At USC Lane Kiffin had the 100 percent support  of his athletic director Pat Haden and it got him fired on the tarmac at LAX after an embarrassing 62-41 loss to Arizona State.
So what did it mean when Florida head coach Will Muschamp gave offensive coordinator Brent Pease the dreaded vote of confidence? It meant that the Gator offense better get moving quickly or Pease will be updating his resume.
A banged up Gator offense has been bad this year but the healthy version wasn’t much better last year. In 2012 the Gators were 103rd out of 120 teams in total offense and 114th in passing. This year the Gators are 106th out of 123 teams in total offense and 107th passing.
Give Pease a chance? Shoot, right now Gator fans would happily trade him in for Ed Zaunbrecher.
Either way Muschamp’s vote of confidence is meaningless. With a record of 22-11 (13-8 in the SEC), Muschamp doesn’t get a vote. And if that record doesn’t improve in the next month, Muschamp’s only job will be to make the changes on his staff that athletic director Jeremy Foley tell him to make. And you can believe that Pease will be at the top of the chopping block.
A record of 4-3 through seven games is no way to earn more responsibilities. Gator fans hate to lose. That’s what happens when a program wins eight conference titles and three national titles in a 22-year span. But even worse than losing is being bored to death in the process, every team has to suffer a few losses or a down season here and there but the Gators are just painful to watch.
The offense just slugs through each game with no chance at converting 3rd and long. If the scores aren’t coming on defense or special teams they might not come at all. These fans have watched Steve Spurrier’s teams hang 40 and 50 spots on every top program in the southeast. Then they watched as players in Urban Meyer’s spread option set new records for offensive supremacy. They like offense. They like points. They like to hear “The Orange and Blue” multiple times during a game. They weren’t exactly thrilled winning 14-7 games against Missouri but losing 36-17 isn’t going to work for anyone.

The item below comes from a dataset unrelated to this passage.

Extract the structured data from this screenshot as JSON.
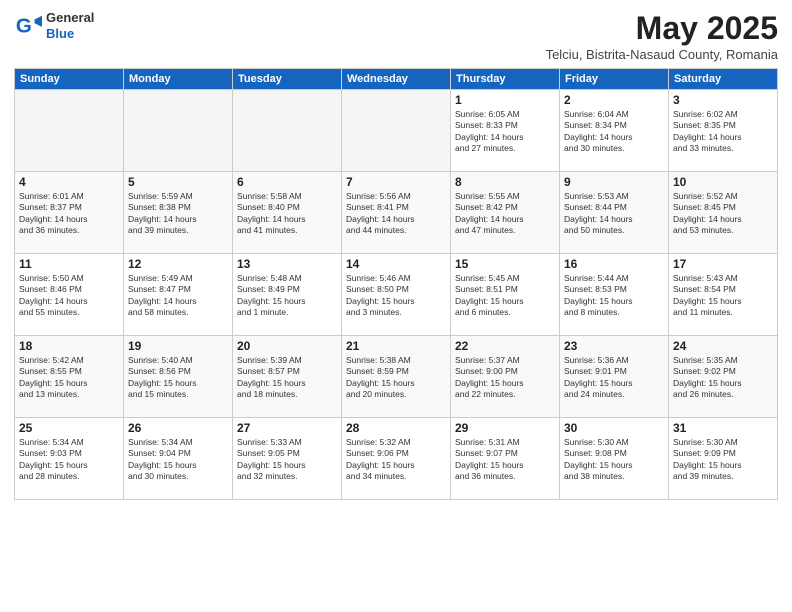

So don’t blame the fans for being “spoiled” if 151 yards of offense doesn’t entertain them. It would be easy to credit the great SEC defenses if we didn’t see the Texas A&M Johnny Footballs and Auburn wage a 45-41 back-and-forth battle last week and Vanderbilt score 17 fourth-quarter points to knock off Georgia. When Florida played LSU you would have thought there was an electrical barbed-wire fence around the end zone. But somehow Ole Miss found enough holes in the Tigers defense to score 27 points and earn an upset victory.
Fact it everyone in the SEC is scoring in 2013 except Florida (and Arkansas…and Kentucky but they really stink) and the Muschamp/Pease plan of implementing an ‘Alabama-style’ offense has failed miserably when you consider that the Crimson Tide are averaging 40.7 points per game!

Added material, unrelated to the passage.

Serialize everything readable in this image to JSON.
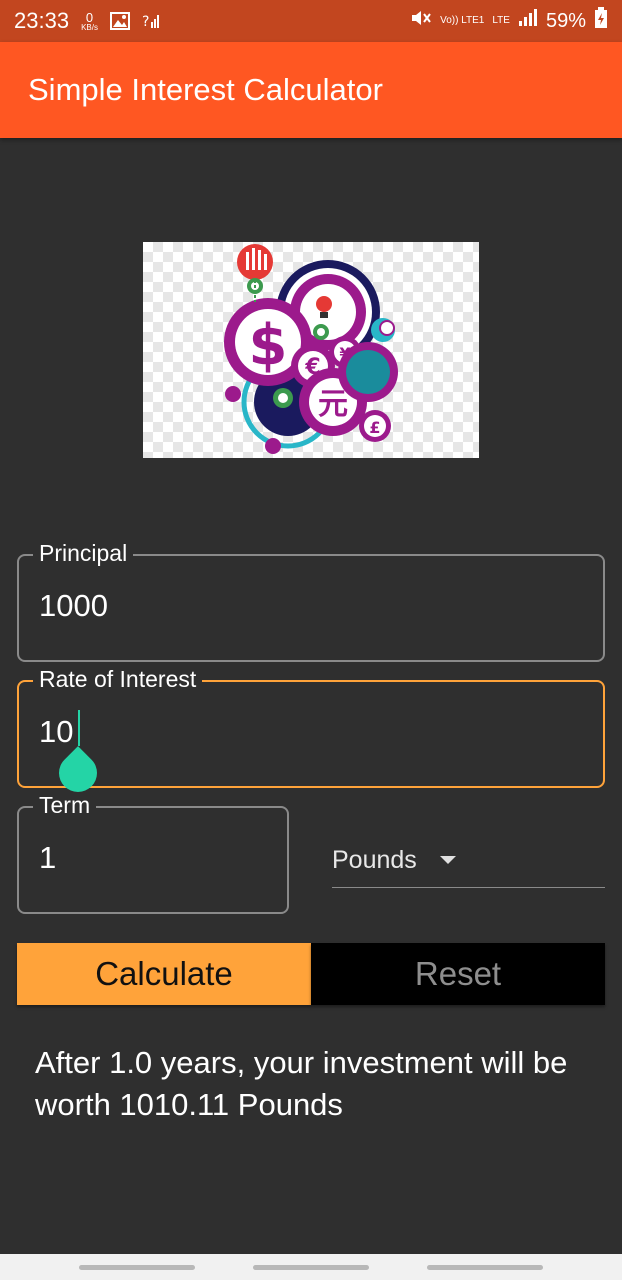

To his credit Muschamp knows time is running out and that’s why his assistants, who would normally be out recruiting during the off week, are in Gainesville trying to fix this offense. It’s also why freshman Kelvin Taylor should see a much bigger role in the offense next Saturday against Georgia. Taylor rushed for 52 of his 74 yards against Missouri on the Gators’ only touchdown drive of the game and did not see another touch until late in the fourth quarter when the game was clearly out of hand. Why? No one knows. Maybe he was being punished for daring to cross the goal line with the football.
The defense was once stout but the unit is now exhausted and is struggling to stay healthy and finish out games. The idea that the Gators can grind out 14-10 victories is flawed. And while injuries to Jeff Driskel and Matt Jones are convenient excuses the reality is offense wasn’t that good when they were in the lineup.

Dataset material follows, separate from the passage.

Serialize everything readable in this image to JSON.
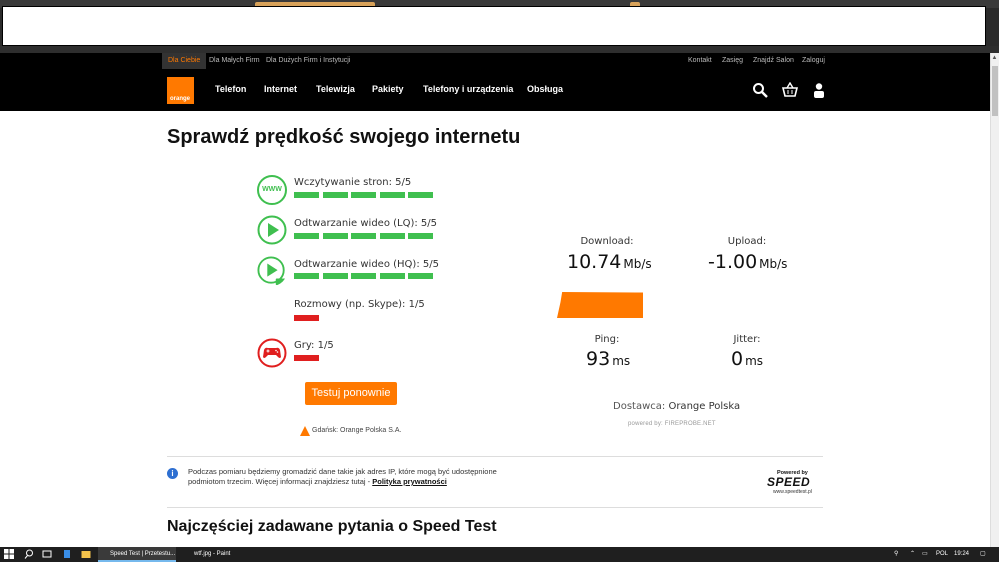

All of these things forced Muschamp to come out in defense of Pease and the staff this week. There’s little doubt that Muschamp believes Pease is the right guy but if things don’t change quickly the coach won’t have the final say.